(Data excerpts)
***

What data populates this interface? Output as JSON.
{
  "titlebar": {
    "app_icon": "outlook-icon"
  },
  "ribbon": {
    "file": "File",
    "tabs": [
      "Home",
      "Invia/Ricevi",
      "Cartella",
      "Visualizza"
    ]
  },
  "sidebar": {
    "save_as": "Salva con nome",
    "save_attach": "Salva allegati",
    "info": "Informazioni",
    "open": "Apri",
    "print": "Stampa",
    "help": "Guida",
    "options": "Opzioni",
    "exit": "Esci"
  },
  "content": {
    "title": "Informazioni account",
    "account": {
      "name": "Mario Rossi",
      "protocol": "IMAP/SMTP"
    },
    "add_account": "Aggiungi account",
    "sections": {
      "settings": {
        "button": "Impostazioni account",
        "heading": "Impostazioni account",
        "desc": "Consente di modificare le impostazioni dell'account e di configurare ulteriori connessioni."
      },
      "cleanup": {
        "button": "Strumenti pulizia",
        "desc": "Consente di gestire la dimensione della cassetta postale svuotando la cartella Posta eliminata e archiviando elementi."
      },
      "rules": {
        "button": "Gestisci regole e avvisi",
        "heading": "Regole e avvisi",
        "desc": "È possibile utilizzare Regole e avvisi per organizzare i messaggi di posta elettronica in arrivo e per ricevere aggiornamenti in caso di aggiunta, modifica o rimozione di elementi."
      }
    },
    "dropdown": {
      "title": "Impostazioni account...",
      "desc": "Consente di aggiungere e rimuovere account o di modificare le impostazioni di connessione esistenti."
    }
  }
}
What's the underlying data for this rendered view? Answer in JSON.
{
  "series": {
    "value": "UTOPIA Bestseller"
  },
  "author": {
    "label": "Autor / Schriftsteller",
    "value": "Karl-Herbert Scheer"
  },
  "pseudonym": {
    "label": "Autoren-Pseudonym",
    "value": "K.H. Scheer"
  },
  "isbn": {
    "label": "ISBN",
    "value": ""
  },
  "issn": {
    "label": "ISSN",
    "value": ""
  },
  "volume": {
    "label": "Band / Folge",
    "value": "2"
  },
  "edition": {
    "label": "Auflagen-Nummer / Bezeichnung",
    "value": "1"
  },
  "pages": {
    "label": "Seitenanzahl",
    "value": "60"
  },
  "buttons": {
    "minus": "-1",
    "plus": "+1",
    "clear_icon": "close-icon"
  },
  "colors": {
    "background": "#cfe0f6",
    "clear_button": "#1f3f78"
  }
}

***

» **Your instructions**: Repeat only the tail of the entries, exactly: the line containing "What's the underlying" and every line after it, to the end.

» **Output of the task**:
What's the underlying data for this rendered view? Answer in JSON.
{
  "series": {
    "value": "UTOPIA Bestseller"
  },
  "author": {
    "label": "Autor / Schriftsteller",
    "value": "Karl-Herbert Scheer"
  },
  "pseudonym": {
    "label": "Autoren-Pseudonym",
    "value": "K.H. Scheer"
  },
  "isbn": {
    "label": "ISBN",
    "value": ""
  },
  "issn": {
    "label": "ISSN",
    "value": ""
  },
  "volume": {
    "label": "Band / Folge",
    "value": "2"
  },
  "edition": {
    "label": "Auflagen-Nummer / Bezeichnung",
    "value": "1"
  },
  "pages": {
    "label": "Seitenanzahl",
    "value": "60"
  },
  "buttons": {
    "minus": "-1",
    "plus": "+1",
    "clear_icon": "close-icon"
  },
  "colors": {
    "background": "#cfe0f6",
    "clear_button": "#1f3f78"
  }
}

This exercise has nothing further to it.